* _Assigned task_: In the records below, how many lines hold the string "icon"? Give only the number.

* * * *

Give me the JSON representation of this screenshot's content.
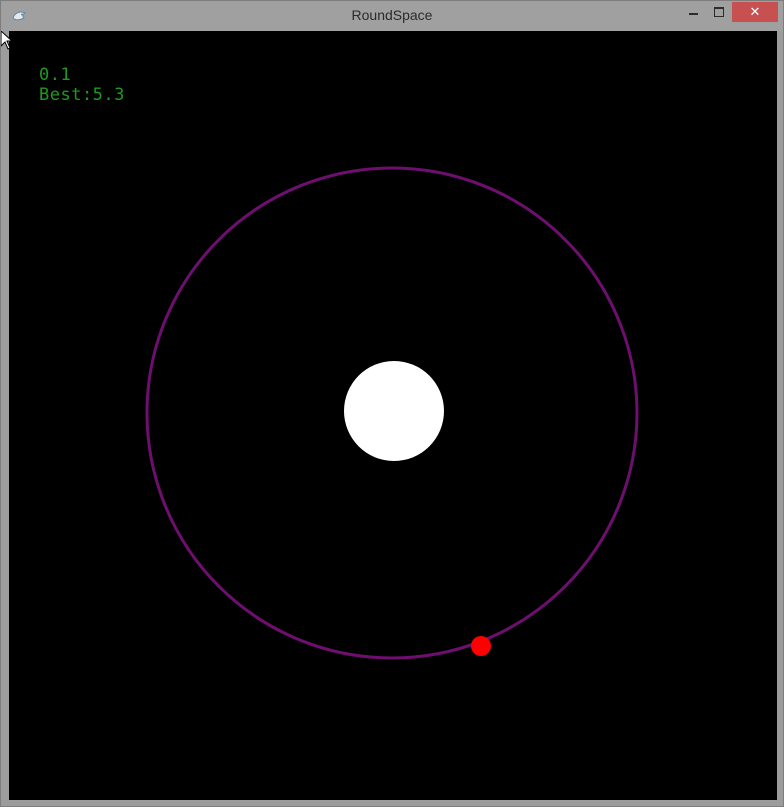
{
  "window": {
    "title": "RoundSpace",
    "icon": "app-icon",
    "controls": {
      "minimize_icon": "minimize-icon",
      "maximize_icon": "maximize-icon",
      "close_label": "✕"
    }
  },
  "hud": {
    "score": "0.1",
    "best": "Best:5.3"
  },
  "colors": {
    "background": "#000000",
    "orbit": "#6e0f70",
    "planet": "#ffffff",
    "player": "#ff0000",
    "hud_text": "#1f9a1f"
  }
}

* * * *

* _Answer for the task_: 3